_Work item_. What you return should match the data below exactly, with no pictures in it.

Website and app data records
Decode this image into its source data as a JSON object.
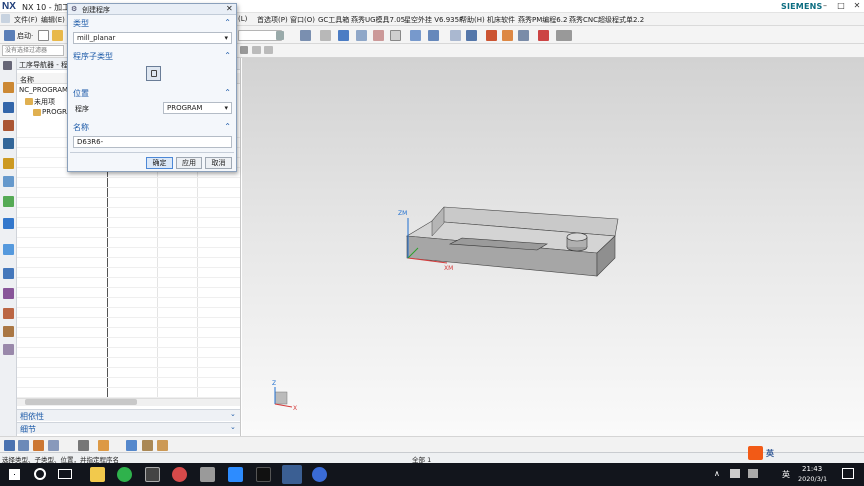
{
  "app": {
    "logo": "NX",
    "window_title": "NX 10 - 加工 -",
    "brand": "SIEMENS"
  },
  "window_controls": [
    "?",
    "–",
    "□",
    "✕"
  ],
  "menu": {
    "left": [
      "文件(F)",
      "编辑(E)"
    ],
    "right": [
      "(L)",
      "首选项(P)",
      "窗口(O)",
      "GC工具箱",
      "燕秀UG模具7.05",
      "星空外挂 V6.935F",
      "帮助(H)",
      "机床软件",
      "燕秀PM编程6.2",
      "燕秀CNC超级程式单2.2"
    ]
  },
  "toolbar": {
    "start_label": "启动·"
  },
  "selbar": {
    "filter_placeholder": "没有选择过滤器"
  },
  "navigator": {
    "title": "工序导航器 - 程",
    "column_name": "名称",
    "rows": [
      "NC_PROGRAM",
      "未用项",
      "PROGRA"
    ],
    "bottom_sections": [
      "相依性",
      "细节"
    ]
  },
  "dialog": {
    "title": "创建程序",
    "type_section": "类型",
    "type_value": "mill_planar",
    "subtype_section": "程序子类型",
    "location_section": "位置",
    "program_label": "程序",
    "program_value": "PROGRAM",
    "name_section": "名称",
    "name_value": "D63R6-",
    "ok": "确定",
    "apply": "应用",
    "cancel": "取消"
  },
  "viewport": {
    "axis_zm": "ZM",
    "axis_xm": "XM",
    "triad_z": "Z",
    "triad_x": "X",
    "triad_y": "Y"
  },
  "status": {
    "prompt": "选择类型、子类型、位置，并指定程序名",
    "selection": "全部 1"
  },
  "taskbar": {
    "ime": "英",
    "time": "21:43",
    "date": "2020/3/1"
  },
  "colors": {
    "accent": "#1c5aa8",
    "titlebar_dialog": "#e8eef6",
    "taskbar": "#12151c"
  }
}
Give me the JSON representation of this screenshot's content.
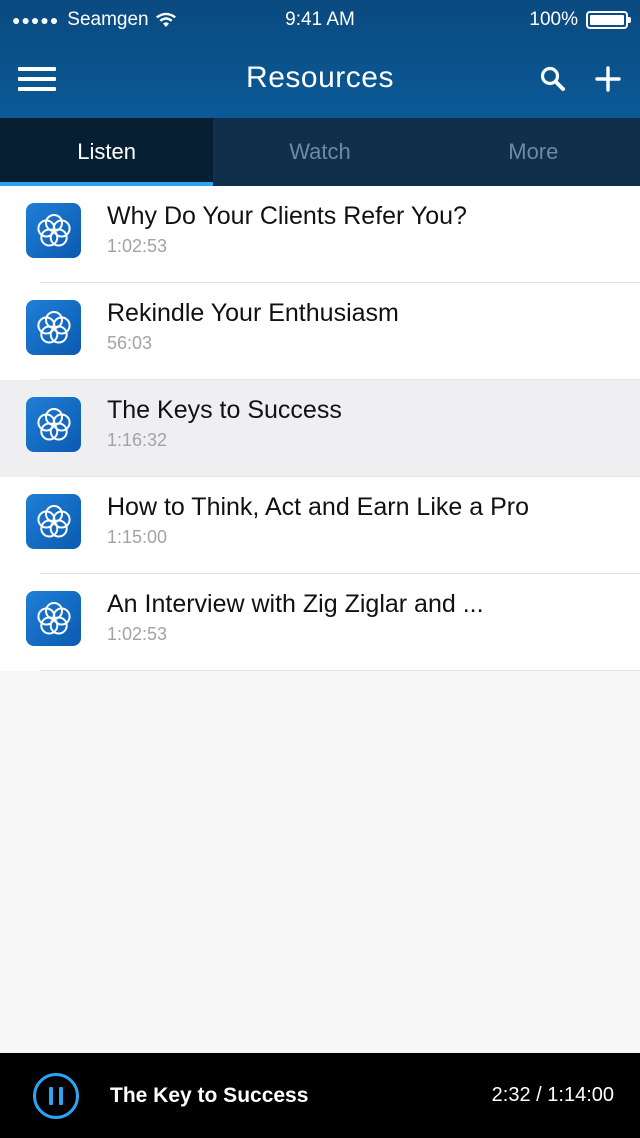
{
  "status_bar": {
    "signal": "●●●●●",
    "carrier": "Seamgen",
    "time": "9:41 AM",
    "battery": "100%"
  },
  "nav": {
    "title": "Resources",
    "menu_icon": "hamburger-menu-icon",
    "search_icon": "search-icon",
    "add_icon": "plus-icon"
  },
  "tabs": [
    {
      "label": "Listen",
      "active": true
    },
    {
      "label": "Watch",
      "active": false
    },
    {
      "label": "More",
      "active": false
    }
  ],
  "items": [
    {
      "title": "Why Do Your Clients Refer You?",
      "duration": "1:02:53",
      "icon": "flower-logo-icon"
    },
    {
      "title": "Rekindle Your Enthusiasm",
      "duration": "56:03",
      "icon": "flower-logo-icon"
    },
    {
      "title": "The Keys to Success",
      "duration": "1:16:32",
      "icon": "flower-logo-icon",
      "highlighted": true
    },
    {
      "title": "How to Think, Act and Earn Like a Pro",
      "duration": "1:15:00",
      "icon": "flower-logo-icon"
    },
    {
      "title": "An Interview with Zig Ziglar and ...",
      "duration": "1:02:53",
      "icon": "flower-logo-icon"
    }
  ],
  "player": {
    "title": "The Key to Success",
    "time": "2:32 / 1:14:00",
    "control_icon": "pause-icon"
  },
  "colors": {
    "header": "#0b5a97",
    "tab_bar": "#0f2f4a",
    "tab_active": "#071f33",
    "accent": "#2ea3ef",
    "player_bg": "#000000"
  }
}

_The completed task_.
Decode this image into its source data as a JSON object.
{
  "app": {
    "logo": "NX",
    "window_title": "NX 10 - 加工 -",
    "brand": "SIEMENS"
  },
  "window_controls": [
    "?",
    "–",
    "□",
    "✕"
  ],
  "menu": {
    "left": [
      "文件(F)",
      "编辑(E)"
    ],
    "right": [
      "(L)",
      "首选项(P)",
      "窗口(O)",
      "GC工具箱",
      "燕秀UG模具7.05",
      "星空外挂 V6.935F",
      "帮助(H)",
      "机床软件",
      "燕秀PM编程6.2",
      "燕秀CNC超级程式单2.2"
    ]
  },
  "toolbar": {
    "start_label": "启动·"
  },
  "selbar": {
    "filter_placeholder": "没有选择过滤器"
  },
  "navigator": {
    "title": "工序导航器 - 程",
    "column_name": "名称",
    "rows": [
      "NC_PROGRAM",
      "未用项",
      "PROGRA"
    ],
    "bottom_sections": [
      "相依性",
      "细节"
    ]
  },
  "dialog": {
    "title": "创建程序",
    "type_section": "类型",
    "type_value": "mill_planar",
    "subtype_section": "程序子类型",
    "location_section": "位置",
    "program_label": "程序",
    "program_value": "PROGRAM",
    "name_section": "名称",
    "name_value": "D63R6-",
    "ok": "确定",
    "apply": "应用",
    "cancel": "取消"
  },
  "viewport": {
    "axis_zm": "ZM",
    "axis_xm": "XM",
    "triad_z": "Z",
    "triad_x": "X",
    "triad_y": "Y"
  },
  "status": {
    "prompt": "选择类型、子类型、位置，并指定程序名",
    "selection": "全部 1"
  },
  "taskbar": {
    "ime": "英",
    "time": "21:43",
    "date": "2020/3/1"
  },
  "colors": {
    "accent": "#1c5aa8",
    "titlebar_dialog": "#e8eef6",
    "taskbar": "#12151c"
  }
}
Give me the JSON representation of this screenshot's content.
{
  "status_bar": {
    "signal": "●●●●●",
    "carrier": "Seamgen",
    "time": "9:41 AM",
    "battery": "100%"
  },
  "nav": {
    "title": "Resources",
    "menu_icon": "hamburger-menu-icon",
    "search_icon": "search-icon",
    "add_icon": "plus-icon"
  },
  "tabs": [
    {
      "label": "Listen",
      "active": true
    },
    {
      "label": "Watch",
      "active": false
    },
    {
      "label": "More",
      "active": false
    }
  ],
  "items": [
    {
      "title": "Why Do Your Clients Refer You?",
      "duration": "1:02:53",
      "icon": "flower-logo-icon"
    },
    {
      "title": "Rekindle Your Enthusiasm",
      "duration": "56:03",
      "icon": "flower-logo-icon"
    },
    {
      "title": "The Keys to Success",
      "duration": "1:16:32",
      "icon": "flower-logo-icon",
      "highlighted": true
    },
    {
      "title": "How to Think, Act and Earn Like a Pro",
      "duration": "1:15:00",
      "icon": "flower-logo-icon"
    },
    {
      "title": "An Interview with Zig Ziglar and ...",
      "duration": "1:02:53",
      "icon": "flower-logo-icon"
    }
  ],
  "player": {
    "title": "The Key to Success",
    "time": "2:32 / 1:14:00",
    "control_icon": "pause-icon"
  },
  "colors": {
    "header": "#0b5a97",
    "tab_bar": "#0f2f4a",
    "tab_active": "#071f33",
    "accent": "#2ea3ef",
    "player_bg": "#000000"
  }
}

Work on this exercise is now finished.